The Liouville Theorem is in fact quite easy to understand ... though a formal proof might be more complicated.
Anyway. Physicists like to look at problems in
phase space, that is, a coordinate system of spatial and momentum coordinates. In that space an object therefore usually has 6 coordinates  3 for space (x1,x2,x3) and 3 for momentum (p1,p2,p3). These values determine the future of the object  using the
Hamilton formalism one can calculate its
trajectory in phase space.
Now suppose you have a number of points in phase space like this:
p /\ .
 ....
 ......
 .....
 ..

>
x
If now one of the inner points' trajectories were to touch one of the outer points', from then on it would
evolve right along with that other point.
That means it can not cross! And in fact, two trajectories cannot even touch because there are always other trajectories in between (the coordinates are
real numbers) which would have to be crossed first!
Therefore an inner point will always remain an inner point ... the group of points may change its shape, but the area (or volume in 6d) has to stay constant because there's no place to go for the inner points. A
phase space volume behaves like an
incompressible liquid and the phase space density is constant!

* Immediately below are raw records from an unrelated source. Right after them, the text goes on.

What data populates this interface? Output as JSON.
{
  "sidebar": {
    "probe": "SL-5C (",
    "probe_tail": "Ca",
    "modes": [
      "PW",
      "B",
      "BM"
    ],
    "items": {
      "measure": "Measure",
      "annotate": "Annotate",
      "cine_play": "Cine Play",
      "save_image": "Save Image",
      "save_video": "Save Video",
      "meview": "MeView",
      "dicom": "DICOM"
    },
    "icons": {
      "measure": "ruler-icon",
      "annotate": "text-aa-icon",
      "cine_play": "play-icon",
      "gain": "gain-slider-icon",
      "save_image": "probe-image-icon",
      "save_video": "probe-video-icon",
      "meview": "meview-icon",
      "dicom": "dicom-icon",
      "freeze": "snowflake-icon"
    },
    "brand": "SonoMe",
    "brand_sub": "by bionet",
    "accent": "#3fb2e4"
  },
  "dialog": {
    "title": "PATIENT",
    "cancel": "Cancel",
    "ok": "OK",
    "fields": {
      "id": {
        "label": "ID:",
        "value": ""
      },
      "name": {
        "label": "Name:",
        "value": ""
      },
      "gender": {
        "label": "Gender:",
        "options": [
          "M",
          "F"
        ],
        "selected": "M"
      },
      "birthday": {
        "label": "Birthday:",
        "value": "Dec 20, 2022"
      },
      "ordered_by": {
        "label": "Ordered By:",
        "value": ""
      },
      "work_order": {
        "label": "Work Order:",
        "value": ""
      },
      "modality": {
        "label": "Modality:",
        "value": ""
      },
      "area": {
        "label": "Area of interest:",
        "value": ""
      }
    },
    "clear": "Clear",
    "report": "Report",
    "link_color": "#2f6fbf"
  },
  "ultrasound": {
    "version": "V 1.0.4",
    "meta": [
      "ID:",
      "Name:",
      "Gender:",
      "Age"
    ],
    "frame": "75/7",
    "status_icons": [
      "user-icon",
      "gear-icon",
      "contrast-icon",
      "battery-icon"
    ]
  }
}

PS: It seems that the theorem
ariels refers to is a different one, also called
Liouville's Boundedness Theorem.